The competitiveness contract also covers some components that used to be agreed between those labour market federations representing employees and employers. The key point for employees is the fact that the current collective agreements will still be in force for another 12 months beyond the originally agreed dates of expiration without any pay increases.

Employees’ social security contributions will go up

However, the earnings-related pension and unemployment insurance contributions payable by employees will increase, while those paid by employers will decrease accordingly. Pension contributions will increase by 0.2 percentage points in 2017 and 2018 and by another 0.4 points in 2019 and 2020. Employees’ unemployment insurance contributions will, in turn, go up by 0.45 percentage points in 2017 and by another 0.4 points in 2018.

The contributions payable by a person currently earning 1,500 euros per month will increase by about 120 euros in 2017. However, as these payments are partially tax-deductible, the real reduction will amount to 70 euros. The Finnish government has promised that if the contract reaches 85% coverage of employees, taxes will be reduced by a total of 415 million euros next year. At a monthly income of 1,500 euros, this will offset the contribution increases, representing an €18 increase in annual income.

Mandatory labour laws were scrapped

There is no certainty about tax decisions for the following years, but if the notion floated a year ago about tax cuts amounting to one billion euros over the term of the current government holds up, there will be some allowance for reductions in the years to come as well.

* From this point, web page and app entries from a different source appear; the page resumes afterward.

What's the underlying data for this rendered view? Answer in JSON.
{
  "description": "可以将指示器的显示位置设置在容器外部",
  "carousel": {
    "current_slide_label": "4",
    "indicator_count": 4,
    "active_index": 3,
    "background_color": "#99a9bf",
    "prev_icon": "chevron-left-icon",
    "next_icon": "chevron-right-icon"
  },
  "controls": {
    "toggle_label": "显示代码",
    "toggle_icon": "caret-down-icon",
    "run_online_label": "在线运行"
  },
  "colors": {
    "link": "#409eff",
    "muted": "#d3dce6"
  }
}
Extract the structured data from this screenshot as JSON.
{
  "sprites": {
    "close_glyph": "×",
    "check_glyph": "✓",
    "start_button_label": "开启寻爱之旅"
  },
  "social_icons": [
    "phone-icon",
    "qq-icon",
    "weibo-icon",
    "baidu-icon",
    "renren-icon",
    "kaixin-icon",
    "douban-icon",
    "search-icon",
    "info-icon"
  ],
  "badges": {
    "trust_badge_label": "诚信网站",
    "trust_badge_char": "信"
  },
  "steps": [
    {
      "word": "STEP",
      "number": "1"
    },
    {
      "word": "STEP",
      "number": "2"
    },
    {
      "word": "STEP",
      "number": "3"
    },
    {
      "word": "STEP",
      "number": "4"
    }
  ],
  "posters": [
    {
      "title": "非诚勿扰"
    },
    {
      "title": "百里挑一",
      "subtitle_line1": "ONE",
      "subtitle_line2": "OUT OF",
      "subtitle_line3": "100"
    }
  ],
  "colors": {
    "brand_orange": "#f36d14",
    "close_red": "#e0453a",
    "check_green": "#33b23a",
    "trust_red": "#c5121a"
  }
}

The Finnish government promised, as per the competitiveness contract, to do away with additional cuts of 1.5 billion euros in items such as unemployment benefit, which would have gone ahead if the contract had fallen through. Likewise, the package of mandatory labour laws introduced last autumn was scrapped. In addition, the majority of cuts planned for adult education subsidy were cancelled.